Timing Belts Explained
The Timing Belt is one of the most critical engine components that gets serviced regularly. Everything in the car relies on the timing belt as it makes sure everything operates in harmony and synchronisation. The role of the timing below is to time when the valves are opened to let in fuel and air as well as let the exhaust gases out. Ontop of this, timing belts also ensures sure the spark occurs at the correct time, igniting your engine.
Without the timing belt, your car would not start (or do anything else). In fact, if you tried to start a car without a timing belt, you’re liable to ruin the engine by forcing the pistons to collide with the valves inside the engine that are no loner moving in sync.
How Your Engine Operates
How an Engine operates is very simple on the surface, but its once you delve deeper that everything starts to become more complicated.

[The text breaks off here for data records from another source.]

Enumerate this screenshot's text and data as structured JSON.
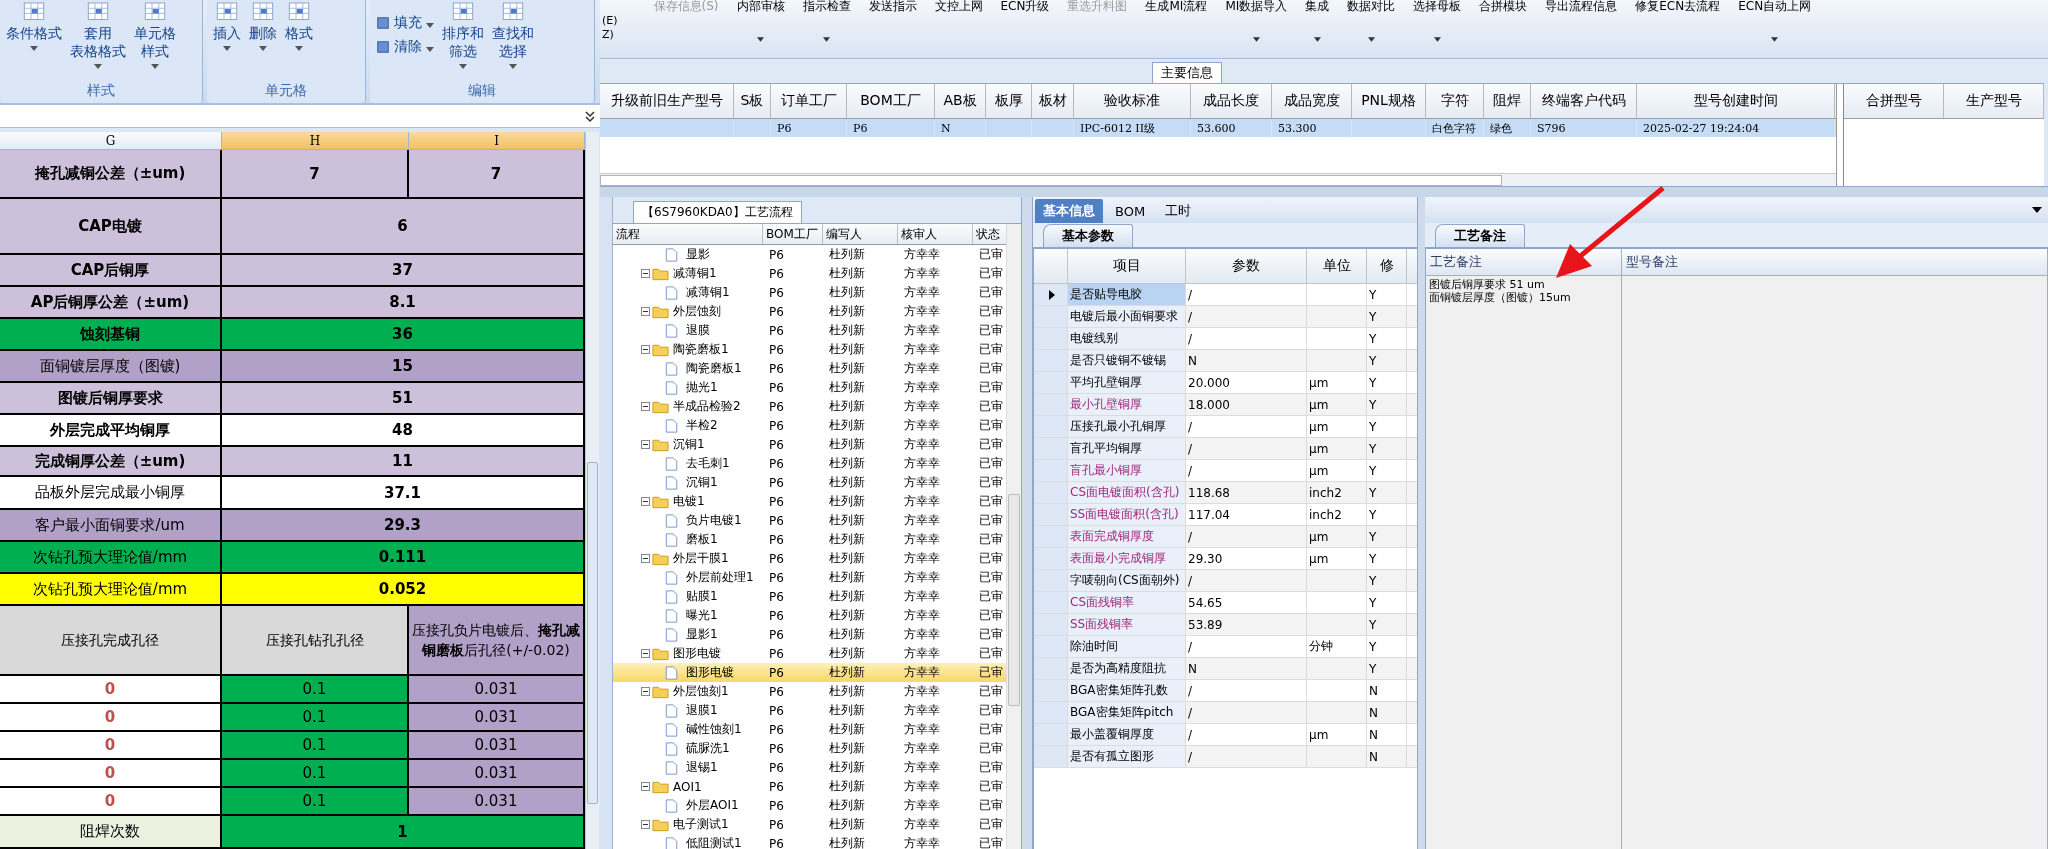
{
  "sheet": {
    "ribbon": [
      {
        "label": "样式",
        "buttons": [
          {
            "lines": [
              "条件格式"
            ],
            "dropdown": true
          },
          {
            "lines": [
              "套用",
              "表格格式"
            ],
            "dropdown": true
          },
          {
            "lines": [
              "单元格",
              "样式"
            ],
            "dropdown": true
          }
        ]
      },
      {
        "label": "单元格",
        "buttons": [
          {
            "lines": [
              "插入"
            ],
            "dropdown": true
          },
          {
            "lines": [
              "删除"
            ],
            "dropdown": true
          },
          {
            "lines": [
              "格式"
            ],
            "dropdown": true
          }
        ]
      },
      {
        "label": "编辑",
        "buttons": [
          {
            "lines": [
              "排序和",
              "筛选"
            ],
            "dropdown": true
          },
          {
            "lines": [
              "查找和",
              "选择"
            ],
            "dropdown": true
          }
        ],
        "small": [
          {
            "label": "填充",
            "dropdown": true
          },
          {
            "label": "清除",
            "dropdown": true
          }
        ]
      }
    ],
    "columns": [
      {
        "label": "G",
        "selected": false
      },
      {
        "label": "H",
        "selected": true
      },
      {
        "label": "I",
        "selected": true
      }
    ],
    "rows": [
      {
        "kind": "split",
        "cells": [
          {
            "text": "掩孔减铜公差（±um)",
            "color": "#ccc0da",
            "bold": true
          },
          {
            "text": "7",
            "color": "#ccc0da",
            "bold": true
          },
          {
            "text": "7",
            "color": "#ccc0da",
            "bold": true
          }
        ]
      },
      {
        "kind": "pair",
        "cells": [
          {
            "text": "CAP电镀",
            "color": "#ccc0da",
            "bold": true
          },
          {
            "text": "6",
            "color": "#ccc0da",
            "bold": true
          }
        ]
      },
      {
        "kind": "pair",
        "cells": [
          {
            "text": "CAP后铜厚",
            "color": "#ccc0da",
            "bold": true
          },
          {
            "text": "37",
            "color": "#ccc0da",
            "bold": true
          }
        ]
      },
      {
        "kind": "pair",
        "cells": [
          {
            "text": "AP后铜厚公差（±um)",
            "color": "#ccc0da",
            "bold": true
          },
          {
            "text": "8.1",
            "color": "#ccc0da",
            "bold": true
          }
        ]
      },
      {
        "kind": "pair",
        "cells": [
          {
            "text": "蚀刻基铜",
            "color": "#00b050",
            "bold": true
          },
          {
            "text": "36",
            "color": "#00b050",
            "bold": true
          }
        ]
      },
      {
        "kind": "pair",
        "cells": [
          {
            "text": "面铜镀层厚度（图镀)",
            "color": "#b1a0c7",
            "bold": false
          },
          {
            "text": "15",
            "color": "#b1a0c7",
            "bold": true
          }
        ]
      },
      {
        "kind": "pair",
        "cells": [
          {
            "text": "图镀后铜厚要求",
            "color": "#ccc0da",
            "bold": true
          },
          {
            "text": "51",
            "color": "#ccc0da",
            "bold": true
          }
        ]
      },
      {
        "kind": "pair",
        "cells": [
          {
            "text": "外层完成平均铜厚",
            "color": "#ffffff",
            "bold": true
          },
          {
            "text": "48",
            "color": "#ffffff",
            "bold": true
          }
        ]
      },
      {
        "kind": "pair",
        "cells": [
          {
            "text": "完成铜厚公差（±um)",
            "color": "#ccc0da",
            "bold": true
          },
          {
            "text": "11",
            "color": "#ccc0da",
            "bold": true
          }
        ]
      },
      {
        "kind": "pair",
        "cells": [
          {
            "text": "品板外层完成最小铜厚",
            "color": "#ffffff",
            "bold": false
          },
          {
            "text": "37.1",
            "color": "#ffffff",
            "bold": true
          }
        ]
      },
      {
        "kind": "pair",
        "cells": [
          {
            "text": "客户最小面铜要求/um",
            "color": "#b1a0c7",
            "bold": false
          },
          {
            "text": "29.3",
            "color": "#b1a0c7",
            "bold": true
          }
        ]
      },
      {
        "kind": "pair",
        "cells": [
          {
            "text": "次钻孔预大理论值/mm",
            "color": "#00b050",
            "bold": false
          },
          {
            "text": "0.111",
            "color": "#00b050",
            "bold": true
          }
        ]
      },
      {
        "kind": "pair",
        "cells": [
          {
            "text": "次钻孔预大理论值/mm",
            "color": "#ffff00",
            "bold": false
          },
          {
            "text": "0.052",
            "color": "#ffff00",
            "bold": true
          }
        ]
      },
      {
        "kind": "triple",
        "cells": [
          {
            "text": "压接孔完成孔径",
            "color": "#d9d9d9",
            "bold": false
          },
          {
            "text": "压接孔钻孔孔径",
            "color": "#d9d9d9",
            "bold": false
          },
          {
            "text": "压接孔负片电镀后、**掩孔减铜磨板**后孔径(+/-0.02)",
            "color": "#b1a0c7",
            "bold": false
          }
        ]
      },
      {
        "kind": "triple",
        "cells": [
          {
            "text": "0",
            "color": "#ffffff",
            "bold": true,
            "warning": true
          },
          {
            "text": "0.1",
            "color": "#00b050",
            "bold": false
          },
          {
            "text": "0.031",
            "color": "#b1a0c7",
            "bold": false
          }
        ]
      },
      {
        "kind": "triple",
        "cells": [
          {
            "text": "0",
            "color": "#ffffff",
            "bold": true,
            "warning": true
          },
          {
            "text": "0.1",
            "color": "#00b050",
            "bold": false
          },
          {
            "text": "0.031",
            "color": "#b1a0c7",
            "bold": false
          }
        ]
      },
      {
        "kind": "triple",
        "cells": [
          {
            "text": "0",
            "color": "#ffffff",
            "bold": true,
            "warning": true
          },
          {
            "text": "0.1",
            "color": "#00b050",
            "bold": false
          },
          {
            "text": "0.031",
            "color": "#b1a0c7",
            "bold": false
          }
        ]
      },
      {
        "kind": "triple",
        "cells": [
          {
            "text": "0",
            "color": "#ffffff",
            "bold": true,
            "warning": true
          },
          {
            "text": "0.1",
            "color": "#00b050",
            "bold": false
          },
          {
            "text": "0.031",
            "color": "#b1a0c7",
            "bold": false
          }
        ]
      },
      {
        "kind": "triple",
        "cells": [
          {
            "text": "0",
            "color": "#ffffff",
            "bold": true,
            "warning": true
          },
          {
            "text": "0.1",
            "color": "#00b050",
            "bold": false
          },
          {
            "text": "0.031",
            "color": "#b1a0c7",
            "bold": false
          }
        ]
      },
      {
        "kind": "pair",
        "cells": [
          {
            "text": "阻焊次数",
            "color": "#ebf1de",
            "bold": false
          },
          {
            "text": "1",
            "color": "#00b050",
            "bold": true
          }
        ]
      }
    ]
  },
  "toolbar": {
    "menu_fragments": [
      "(E)",
      "Z)"
    ],
    "items": [
      {
        "label": "保存信息(S)",
        "disabled": true,
        "dropdown": false
      },
      {
        "label": "内部审核",
        "disabled": false,
        "dropdown": true
      },
      {
        "label": "指示检查",
        "disabled": false,
        "dropdown": true
      },
      {
        "label": "发送指示",
        "disabled": false,
        "dropdown": false
      },
      {
        "label": "文控上网",
        "disabled": false,
        "dropdown": false
      },
      {
        "label": "ECN升级",
        "disabled": false,
        "dropdown": false
      },
      {
        "label": "重选升料图",
        "disabled": true,
        "dropdown": false
      },
      {
        "label": "生成MI流程",
        "disabled": false,
        "dropdown": false
      },
      {
        "label": "MI数据导入",
        "disabled": false,
        "dropdown": true
      },
      {
        "label": "集成",
        "disabled": false,
        "dropdown": true
      },
      {
        "label": "数据对比",
        "disabled": false,
        "dropdown": true
      },
      {
        "label": "选择母板",
        "disabled": false,
        "dropdown": true
      },
      {
        "label": "合拼模块",
        "disabled": false,
        "dropdown": false
      },
      {
        "label": "导出流程信息",
        "disabled": false,
        "dropdown": false
      },
      {
        "label": "修复ECN去流程",
        "disabled": false,
        "dropdown": false
      },
      {
        "label": "ECN自动上网",
        "disabled": false,
        "dropdown": true
      }
    ]
  },
  "main_info": {
    "title": "主要信息",
    "columns": [
      "升级前旧生产型号",
      "S板",
      "订单工厂",
      "BOM工厂",
      "AB板",
      "板厚",
      "板材",
      "验收标准",
      "成品长度",
      "成品宽度",
      "PNL规格",
      "字符",
      "阻焊",
      "终端客户代码",
      "型号创建时间"
    ],
    "rows": [
      {
        "selected": true,
        "cells": [
          "",
          "",
          "P6",
          "P6",
          "N",
          "",
          "",
          "IPC-6012 II级",
          "53.600",
          "53.300",
          "",
          "白色字符",
          "绿色",
          "S796",
          "2025-02-27 19:24:04"
        ]
      }
    ],
    "side_columns": [
      "合拼型号",
      "生产型号"
    ]
  },
  "process": {
    "title": "【6S7960KDA0】工艺流程",
    "columns": [
      "流程",
      "BOM工厂",
      "编写人",
      "核审人",
      "状态"
    ],
    "nodes": [
      {
        "kind": "leaf",
        "label": "显影",
        "bom": "P6",
        "writer": "杜列新",
        "reviewer": "方幸幸",
        "status": "已审",
        "selected": false
      },
      {
        "kind": "folder",
        "label": "减薄铜1",
        "bom": "P6",
        "writer": "杜列新",
        "reviewer": "方幸幸",
        "status": "已审",
        "selected": false,
        "expanded": true,
        "children": [
          {
            "kind": "leaf",
            "label": "减薄铜1",
            "bom": "P6",
            "writer": "杜列新",
            "reviewer": "方幸幸",
            "status": "已审",
            "selected": false
          }
        ]
      },
      {
        "kind": "folder",
        "label": "外层蚀刻",
        "bom": "P6",
        "writer": "杜列新",
        "reviewer": "方幸幸",
        "status": "已审",
        "selected": false,
        "expanded": true,
        "children": [
          {
            "kind": "leaf",
            "label": "退膜",
            "bom": "P6",
            "writer": "杜列新",
            "reviewer": "方幸幸",
            "status": "已审",
            "selected": false
          }
        ]
      },
      {
        "kind": "folder",
        "label": "陶瓷磨板1",
        "bom": "P6",
        "writer": "杜列新",
        "reviewer": "方幸幸",
        "status": "已审",
        "selected": false,
        "expanded": true,
        "children": [
          {
            "kind": "leaf",
            "label": "陶瓷磨板1",
            "bom": "P6",
            "writer": "杜列新",
            "reviewer": "方幸幸",
            "status": "已审",
            "selected": false
          },
          {
            "kind": "leaf",
            "label": "抛光1",
            "bom": "P6",
            "writer": "杜列新",
            "reviewer": "方幸幸",
            "status": "已审",
            "selected": false
          }
        ]
      },
      {
        "kind": "folder",
        "label": "半成品检验2",
        "bom": "P6",
        "writer": "杜列新",
        "reviewer": "方幸幸",
        "status": "已审",
        "selected": false,
        "expanded": true,
        "children": [
          {
            "kind": "leaf",
            "label": "半检2",
            "bom": "P6",
            "writer": "杜列新",
            "reviewer": "方幸幸",
            "status": "已审",
            "selected": false
          }
        ]
      },
      {
        "kind": "folder",
        "label": "沉铜1",
        "bom": "P6",
        "writer": "杜列新",
        "reviewer": "方幸幸",
        "status": "已审",
        "selected": false,
        "expanded": true,
        "children": [
          {
            "kind": "leaf",
            "label": "去毛刺1",
            "bom": "P6",
            "writer": "杜列新",
            "reviewer": "方幸幸",
            "status": "已审",
            "selected": false
          },
          {
            "kind": "leaf",
            "label": "沉铜1",
            "bom": "P6",
            "writer": "杜列新",
            "reviewer": "方幸幸",
            "status": "已审",
            "selected": false
          }
        ]
      },
      {
        "kind": "folder",
        "label": "电镀1",
        "bom": "P6",
        "writer": "杜列新",
        "reviewer": "方幸幸",
        "status": "已审",
        "selected": false,
        "expanded": true,
        "children": [
          {
            "kind": "leaf",
            "label": "负片电镀1",
            "bom": "P6",
            "writer": "杜列新",
            "reviewer": "方幸幸",
            "status": "已审",
            "selected": false
          },
          {
            "kind": "leaf",
            "label": "磨板1",
            "bom": "P6",
            "writer": "杜列新",
            "reviewer": "方幸幸",
            "status": "已审",
            "selected": false
          }
        ]
      },
      {
        "kind": "folder",
        "label": "外层干膜1",
        "bom": "P6",
        "writer": "杜列新",
        "reviewer": "方幸幸",
        "status": "已审",
        "selected": false,
        "expanded": true,
        "children": [
          {
            "kind": "leaf",
            "label": "外层前处理1",
            "bom": "P6",
            "writer": "杜列新",
            "reviewer": "方幸幸",
            "status": "已审",
            "selected": false
          },
          {
            "kind": "leaf",
            "label": "贴膜1",
            "bom": "P6",
            "writer": "杜列新",
            "reviewer": "方幸幸",
            "status": "已审",
            "selected": false
          },
          {
            "kind": "leaf",
            "label": "曝光1",
            "bom": "P6",
            "writer": "杜列新",
            "reviewer": "方幸幸",
            "status": "已审",
            "selected": false
          },
          {
            "kind": "leaf",
            "label": "显影1",
            "bom": "P6",
            "writer": "杜列新",
            "reviewer": "方幸幸",
            "status": "已审",
            "selected": false
          }
        ]
      },
      {
        "kind": "folder",
        "label": "图形电镀",
        "bom": "P6",
        "writer": "杜列新",
        "reviewer": "方幸幸",
        "status": "已审",
        "selected": false,
        "expanded": true,
        "children": [
          {
            "kind": "leaf",
            "label": "图形电镀",
            "bom": "P6",
            "writer": "杜列新",
            "reviewer": "方幸幸",
            "status": "已审",
            "selected": true
          }
        ]
      },
      {
        "kind": "folder",
        "label": "外层蚀刻1",
        "bom": "P6",
        "writer": "杜列新",
        "reviewer": "方幸幸",
        "status": "已审",
        "selected": false,
        "expanded": true,
        "children": [
          {
            "kind": "leaf",
            "label": "退膜1",
            "bom": "P6",
            "writer": "杜列新",
            "reviewer": "方幸幸",
            "status": "已审",
            "selected": false
          },
          {
            "kind": "leaf",
            "label": "碱性蚀刻1",
            "bom": "P6",
            "writer": "杜列新",
            "reviewer": "方幸幸",
            "status": "已审",
            "selected": false
          },
          {
            "kind": "leaf",
            "label": "硫脲洗1",
            "bom": "P6",
            "writer": "杜列新",
            "reviewer": "方幸幸",
            "status": "已审",
            "selected": false
          },
          {
            "kind": "leaf",
            "label": "退锡1",
            "bom": "P6",
            "writer": "杜列新",
            "reviewer": "方幸幸",
            "status": "已审",
            "selected": false
          }
        ]
      },
      {
        "kind": "folder",
        "label": "AOI1",
        "bom": "P6",
        "writer": "杜列新",
        "reviewer": "方幸幸",
        "status": "已审",
        "selected": false,
        "expanded": true,
        "children": [
          {
            "kind": "leaf",
            "label": "外层AOI1",
            "bom": "P6",
            "writer": "杜列新",
            "reviewer": "方幸幸",
            "status": "已审",
            "selected": false
          }
        ]
      },
      {
        "kind": "folder",
        "label": "电子测试1",
        "bom": "P6",
        "writer": "杜列新",
        "reviewer": "方幸幸",
        "status": "已审",
        "selected": false,
        "expanded": true,
        "children": [
          {
            "kind": "leaf",
            "label": "低阻测试1",
            "bom": "P6",
            "writer": "杜列新",
            "reviewer": "方幸幸",
            "status": "已审",
            "selected": false
          }
        ]
      }
    ]
  },
  "basic": {
    "tabs": [
      {
        "label": "基本信息",
        "selected": true
      },
      {
        "label": "BOM",
        "selected": false
      },
      {
        "label": "工时",
        "selected": false
      }
    ],
    "subtab": "基本参数",
    "columns": [
      "项目",
      "参数",
      "单位",
      "修"
    ],
    "rows": [
      {
        "item": "是否贴导电胶",
        "param": "/",
        "unit": "",
        "modified": "Y",
        "flagged": false,
        "current": true
      },
      {
        "item": "电镀后最小面铜要求",
        "param": "/",
        "unit": "",
        "modified": "Y",
        "flagged": false,
        "current": false
      },
      {
        "item": "电镀线别",
        "param": "/",
        "unit": "",
        "modified": "Y",
        "flagged": false,
        "current": false
      },
      {
        "item": "是否只镀铜不镀锡",
        "param": "N",
        "unit": "",
        "modified": "Y",
        "flagged": false,
        "current": false
      },
      {
        "item": "平均孔壁铜厚",
        "param": "20.000",
        "unit": "μm",
        "modified": "Y",
        "flagged": false,
        "current": false
      },
      {
        "item": "最小孔壁铜厚",
        "param": "18.000",
        "unit": "μm",
        "modified": "Y",
        "flagged": true,
        "current": false
      },
      {
        "item": "压接孔最小孔铜厚",
        "param": "/",
        "unit": "μm",
        "modified": "Y",
        "flagged": false,
        "current": false
      },
      {
        "item": "盲孔平均铜厚",
        "param": "/",
        "unit": "μm",
        "modified": "Y",
        "flagged": false,
        "current": false
      },
      {
        "item": "盲孔最小铜厚",
        "param": "/",
        "unit": "μm",
        "modified": "Y",
        "flagged": true,
        "current": false
      },
      {
        "item": "CS面电镀面积(含孔)",
        "param": "118.68",
        "unit": "inch2",
        "modified": "Y",
        "flagged": true,
        "current": false
      },
      {
        "item": "SS面电镀面积(含孔)",
        "param": "117.04",
        "unit": "inch2",
        "modified": "Y",
        "flagged": true,
        "current": false
      },
      {
        "item": "表面完成铜厚度",
        "param": "/",
        "unit": "μm",
        "modified": "Y",
        "flagged": true,
        "current": false
      },
      {
        "item": "表面最小完成铜厚",
        "param": "29.30",
        "unit": "μm",
        "modified": "Y",
        "flagged": true,
        "current": false
      },
      {
        "item": "字唛朝向(CS面朝外)",
        "param": "/",
        "unit": "",
        "modified": "Y",
        "flagged": false,
        "current": false
      },
      {
        "item": "CS面残铜率",
        "param": "54.65",
        "unit": "",
        "modified": "Y",
        "flagged": true,
        "current": false
      },
      {
        "item": "SS面残铜率",
        "param": "53.89",
        "unit": "",
        "modified": "Y",
        "flagged": true,
        "current": false
      },
      {
        "item": "除油时间",
        "param": "/",
        "unit": "分钟",
        "modified": "Y",
        "flagged": false,
        "current": false
      },
      {
        "item": "是否为高精度阻抗",
        "param": "N",
        "unit": "",
        "modified": "Y",
        "flagged": false,
        "current": false
      },
      {
        "item": "BGA密集矩阵孔数",
        "param": "/",
        "unit": "",
        "modified": "N",
        "flagged": false,
        "current": false
      },
      {
        "item": "BGA密集矩阵pitch",
        "param": "/",
        "unit": "",
        "modified": "N",
        "flagged": false,
        "current": false
      },
      {
        "item": "最小盖覆铜厚度",
        "param": "/",
        "unit": "μm",
        "modified": "N",
        "flagged": false,
        "current": false
      },
      {
        "item": "是否有孤立图形",
        "param": "/",
        "unit": "",
        "modified": "N",
        "flagged": false,
        "current": false
      }
    ]
  },
  "notes": {
    "subtab": "工艺备注",
    "columns": [
      "工艺备注",
      "型号备注"
    ],
    "process_note": [
      "图镀后铜厚要求 51 um",
      "面铜镀层厚度（图镀）15um"
    ]
  }
}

Everything in the engine must occur in a VERY precise sequence at a very precise time for the engine to run properly. Most of the integral components have toothed gears on them that are driven by the timing belt. You can understand that if this belt was to ever break it can be disastrous.
Is it critical to replace my Timing Belt?
Timing Belts are typically made of wire reinforced synthetic rubber, and while very strong and durable the belts are forced to change direction very quickly, often at severe angles between pulleys thousands of times a minute. This does eventually weaken the make up of the belt, leading to a break down of the rubber, fraying and potentially snapping all together.
Manufacturers spend a lot of time and money understanding how long exactly these belts will reliably last, and this is reflected in the service intervals in your handbook. While it can be one of the more costly operations on your car, we would not advise putting it off. It will cost you more in the long run.